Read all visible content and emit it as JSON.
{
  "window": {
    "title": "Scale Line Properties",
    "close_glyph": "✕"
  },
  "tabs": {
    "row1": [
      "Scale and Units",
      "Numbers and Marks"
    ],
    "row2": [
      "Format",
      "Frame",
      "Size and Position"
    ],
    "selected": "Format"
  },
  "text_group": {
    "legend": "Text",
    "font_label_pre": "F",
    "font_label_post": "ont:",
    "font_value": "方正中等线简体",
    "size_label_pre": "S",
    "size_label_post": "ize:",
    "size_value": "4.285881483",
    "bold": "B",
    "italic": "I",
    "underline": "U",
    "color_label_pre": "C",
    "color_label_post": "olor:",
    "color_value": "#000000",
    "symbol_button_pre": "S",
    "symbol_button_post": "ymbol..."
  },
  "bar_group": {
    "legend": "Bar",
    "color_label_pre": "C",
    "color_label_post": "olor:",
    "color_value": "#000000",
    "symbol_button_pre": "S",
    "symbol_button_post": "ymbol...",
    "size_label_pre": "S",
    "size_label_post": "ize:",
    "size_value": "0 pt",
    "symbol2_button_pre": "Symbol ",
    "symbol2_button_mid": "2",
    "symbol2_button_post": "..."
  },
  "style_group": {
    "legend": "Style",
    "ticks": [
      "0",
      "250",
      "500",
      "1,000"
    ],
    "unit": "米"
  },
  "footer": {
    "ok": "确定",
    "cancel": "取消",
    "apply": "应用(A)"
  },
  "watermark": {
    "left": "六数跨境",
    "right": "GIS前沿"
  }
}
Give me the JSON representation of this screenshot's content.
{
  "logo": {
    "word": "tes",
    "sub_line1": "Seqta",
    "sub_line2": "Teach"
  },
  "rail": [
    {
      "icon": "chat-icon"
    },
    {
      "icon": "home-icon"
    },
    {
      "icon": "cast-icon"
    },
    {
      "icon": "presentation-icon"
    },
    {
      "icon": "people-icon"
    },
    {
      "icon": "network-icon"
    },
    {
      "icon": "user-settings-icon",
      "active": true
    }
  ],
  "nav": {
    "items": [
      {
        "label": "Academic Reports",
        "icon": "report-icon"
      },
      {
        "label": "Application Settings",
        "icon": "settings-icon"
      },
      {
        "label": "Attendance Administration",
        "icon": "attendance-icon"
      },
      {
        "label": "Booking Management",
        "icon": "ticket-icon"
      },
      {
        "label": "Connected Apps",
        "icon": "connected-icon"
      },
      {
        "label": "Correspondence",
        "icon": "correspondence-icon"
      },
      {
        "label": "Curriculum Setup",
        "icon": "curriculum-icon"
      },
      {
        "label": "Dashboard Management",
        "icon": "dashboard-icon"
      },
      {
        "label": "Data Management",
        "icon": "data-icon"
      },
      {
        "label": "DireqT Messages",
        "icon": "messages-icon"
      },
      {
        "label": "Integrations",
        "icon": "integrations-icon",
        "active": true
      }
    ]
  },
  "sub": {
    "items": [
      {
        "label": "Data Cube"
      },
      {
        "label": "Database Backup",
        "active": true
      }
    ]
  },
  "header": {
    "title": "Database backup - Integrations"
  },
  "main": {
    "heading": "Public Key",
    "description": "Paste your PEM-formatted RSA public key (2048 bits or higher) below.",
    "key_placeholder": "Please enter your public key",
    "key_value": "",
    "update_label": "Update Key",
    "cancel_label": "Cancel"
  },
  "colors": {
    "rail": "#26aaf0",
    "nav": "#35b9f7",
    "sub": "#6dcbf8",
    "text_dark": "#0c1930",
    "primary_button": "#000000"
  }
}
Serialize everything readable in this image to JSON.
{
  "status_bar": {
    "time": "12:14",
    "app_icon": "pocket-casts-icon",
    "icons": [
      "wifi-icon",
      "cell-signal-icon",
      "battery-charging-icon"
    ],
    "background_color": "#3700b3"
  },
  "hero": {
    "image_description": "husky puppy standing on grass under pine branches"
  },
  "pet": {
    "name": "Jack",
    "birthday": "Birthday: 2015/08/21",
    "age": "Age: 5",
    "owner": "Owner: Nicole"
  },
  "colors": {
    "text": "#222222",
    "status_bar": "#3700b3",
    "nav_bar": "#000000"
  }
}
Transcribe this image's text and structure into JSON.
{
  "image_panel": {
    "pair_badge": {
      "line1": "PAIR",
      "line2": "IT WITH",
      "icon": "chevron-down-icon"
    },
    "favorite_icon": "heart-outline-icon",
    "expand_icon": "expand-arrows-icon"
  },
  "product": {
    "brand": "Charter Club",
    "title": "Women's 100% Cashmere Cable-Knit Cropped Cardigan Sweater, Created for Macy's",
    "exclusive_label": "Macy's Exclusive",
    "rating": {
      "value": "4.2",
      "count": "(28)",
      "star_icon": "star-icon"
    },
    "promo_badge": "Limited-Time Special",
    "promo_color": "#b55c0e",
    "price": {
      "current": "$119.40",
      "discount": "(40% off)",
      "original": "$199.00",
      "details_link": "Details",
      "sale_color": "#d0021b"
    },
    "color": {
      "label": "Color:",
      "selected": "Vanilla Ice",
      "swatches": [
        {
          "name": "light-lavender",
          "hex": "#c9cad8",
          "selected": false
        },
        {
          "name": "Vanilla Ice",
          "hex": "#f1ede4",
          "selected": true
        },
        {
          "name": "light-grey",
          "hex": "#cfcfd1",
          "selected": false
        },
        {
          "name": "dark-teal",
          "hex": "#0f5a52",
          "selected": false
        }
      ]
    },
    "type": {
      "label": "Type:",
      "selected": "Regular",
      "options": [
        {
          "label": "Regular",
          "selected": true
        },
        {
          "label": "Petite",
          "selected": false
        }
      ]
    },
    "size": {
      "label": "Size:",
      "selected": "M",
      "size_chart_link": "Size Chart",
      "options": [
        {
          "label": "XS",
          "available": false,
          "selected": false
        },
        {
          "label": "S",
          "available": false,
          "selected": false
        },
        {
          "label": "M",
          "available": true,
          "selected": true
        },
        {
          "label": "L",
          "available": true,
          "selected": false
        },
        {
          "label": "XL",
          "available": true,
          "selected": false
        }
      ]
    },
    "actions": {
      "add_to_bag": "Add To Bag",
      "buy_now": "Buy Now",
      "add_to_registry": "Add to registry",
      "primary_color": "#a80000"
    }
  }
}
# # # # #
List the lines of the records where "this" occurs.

■ Your response
Give me the JSON representation of this screenshot's content.
Serialize everything readable in this image to JSON.
Transcribe this image's text and structure into JSON.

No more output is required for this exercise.